Personnel: Keiko Matsui (piano); Ramon Stagnero (guitar); Grégoire Maret (harmonica); Jimmy Branley (drums); Luis Quintero (percussion).
Audio Mixer: Don Murray .
Recording information: Stagg Street Studios, Van Nuys, CA; United Recording Studios, Hollywood, CA.
Photographer: Lori Stoll.
Arranger: Carlitos Del Puerto.

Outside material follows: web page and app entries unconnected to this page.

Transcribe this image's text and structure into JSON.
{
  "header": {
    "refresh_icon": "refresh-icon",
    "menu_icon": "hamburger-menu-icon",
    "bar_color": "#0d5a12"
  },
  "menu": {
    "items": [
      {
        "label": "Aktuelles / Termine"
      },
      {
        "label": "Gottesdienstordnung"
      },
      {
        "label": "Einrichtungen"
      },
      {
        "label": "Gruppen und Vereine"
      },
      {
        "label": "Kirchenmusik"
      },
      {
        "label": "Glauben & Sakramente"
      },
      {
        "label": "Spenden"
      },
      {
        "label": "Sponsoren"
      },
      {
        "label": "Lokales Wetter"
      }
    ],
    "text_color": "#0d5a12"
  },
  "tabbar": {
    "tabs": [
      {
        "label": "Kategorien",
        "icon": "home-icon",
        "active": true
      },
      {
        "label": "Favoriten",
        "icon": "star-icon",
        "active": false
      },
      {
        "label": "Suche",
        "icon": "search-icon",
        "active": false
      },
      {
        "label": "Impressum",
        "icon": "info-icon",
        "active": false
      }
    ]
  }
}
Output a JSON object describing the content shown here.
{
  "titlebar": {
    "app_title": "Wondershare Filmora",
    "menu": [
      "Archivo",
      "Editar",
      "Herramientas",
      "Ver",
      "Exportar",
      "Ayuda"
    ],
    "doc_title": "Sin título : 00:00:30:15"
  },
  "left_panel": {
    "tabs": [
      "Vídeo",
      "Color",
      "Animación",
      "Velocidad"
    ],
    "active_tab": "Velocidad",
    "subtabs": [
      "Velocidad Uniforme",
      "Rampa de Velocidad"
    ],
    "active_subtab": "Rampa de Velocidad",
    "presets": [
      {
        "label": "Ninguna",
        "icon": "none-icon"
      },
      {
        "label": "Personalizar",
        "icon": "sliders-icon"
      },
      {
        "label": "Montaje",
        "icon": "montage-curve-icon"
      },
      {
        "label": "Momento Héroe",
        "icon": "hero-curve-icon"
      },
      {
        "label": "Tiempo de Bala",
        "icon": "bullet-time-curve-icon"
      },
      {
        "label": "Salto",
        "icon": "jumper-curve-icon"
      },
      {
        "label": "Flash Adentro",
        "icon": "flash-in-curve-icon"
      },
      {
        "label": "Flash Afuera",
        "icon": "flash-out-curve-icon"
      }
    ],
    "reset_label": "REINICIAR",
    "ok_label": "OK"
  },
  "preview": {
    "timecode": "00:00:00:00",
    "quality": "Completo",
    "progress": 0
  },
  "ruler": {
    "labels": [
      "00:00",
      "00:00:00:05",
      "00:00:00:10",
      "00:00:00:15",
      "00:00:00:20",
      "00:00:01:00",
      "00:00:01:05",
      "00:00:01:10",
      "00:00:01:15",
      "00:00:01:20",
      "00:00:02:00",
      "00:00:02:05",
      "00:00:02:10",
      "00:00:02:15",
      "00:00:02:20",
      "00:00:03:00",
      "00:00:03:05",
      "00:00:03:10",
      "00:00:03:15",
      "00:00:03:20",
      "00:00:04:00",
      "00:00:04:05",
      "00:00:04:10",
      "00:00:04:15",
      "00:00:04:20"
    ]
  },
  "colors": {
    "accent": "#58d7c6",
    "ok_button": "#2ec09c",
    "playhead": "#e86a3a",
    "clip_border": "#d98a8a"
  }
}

Released in 2013, Keiko Matsui's funky, groove-centric Soul Quest featured Narada Michael Walden, Marcus Miller, Chuck Loeb, and Kirk Whalum, among others. It placed high on the jazz charts and set her upon a world tour that resulted in 2015's Live in Tokyo. Arriving in 2016, Journey to the Heart marks her 27th album as a leader and her 30th anniversary as a recording artist. It's a much more organic set that places her acoustic piano at the fore. Her collaborators include bassist Carlitos Del Puerto, drummer Jimmy Branley, guitarist Ramon Stagnero, percussionist Luis Quintero, and Grégoire Maret on harmonica. Four of these ten tracks also include strings. Opener "Moving On" is the obvious single with its Afro-Cuban intro that gives way to a punchy, soulful hook. With its songlike melody, the guitarist twins her lines and answers her tags and bridge, building it all to an anthemic crescendo. If the track has a flaw, it's that it's not long enough. "Carnival" adds second guitarist J.P. Mourao. The gorgeous augmented piano chords, hand percussion, and samba vamp seamlessly meld Brazilian pop and jazz. The shimmering guitars bounce off one another in bright interplay before Matsui trades fours with Mourao. "Casablanca" is introduced by Maret (he also accompanies Matsui through the melody). The tune weaves North African modalism, flamenco, Latin jazz, and French café music in a swirl of fingerpicked guitars, a trap kit, and hand percussion. While the title track features a string intro worthy of vintage Hollywood, Matsui offers crystalline classical chord voicings before entertaining the rhythm section in a sprightly Latin waltz. A slide guitar break from Stagnero adds a hint of steamy blues to the equation. "Havana Nights" is a lovely rhumba -- nearly hummable! -- with fantastic co-action from the rhythm section, lovely arpeggios from Matsui and Stagnero, and a great conga break from Quintero. "Two Harbors" is another showcase for the interaction between Maret and the pianist. Their harmonic engagement is tender and intuitive as the rhythm section glides around them. Closer "Blue Rose" is classical crossover. It places the leader's glorious Chopin-esque pianism in a solo dialogue with chamber strings. Played by this fine band, Journey to the Heart weaves strands of many different musics into a seamless, wide-ranging whole. This date doesn't showcase Matsui as a piano technician (though there is plenty of that here) so much as a jazz composer, arranger, and bandleader capable of delivering gorgeous, imaginative tunes. ~ Thom Jurek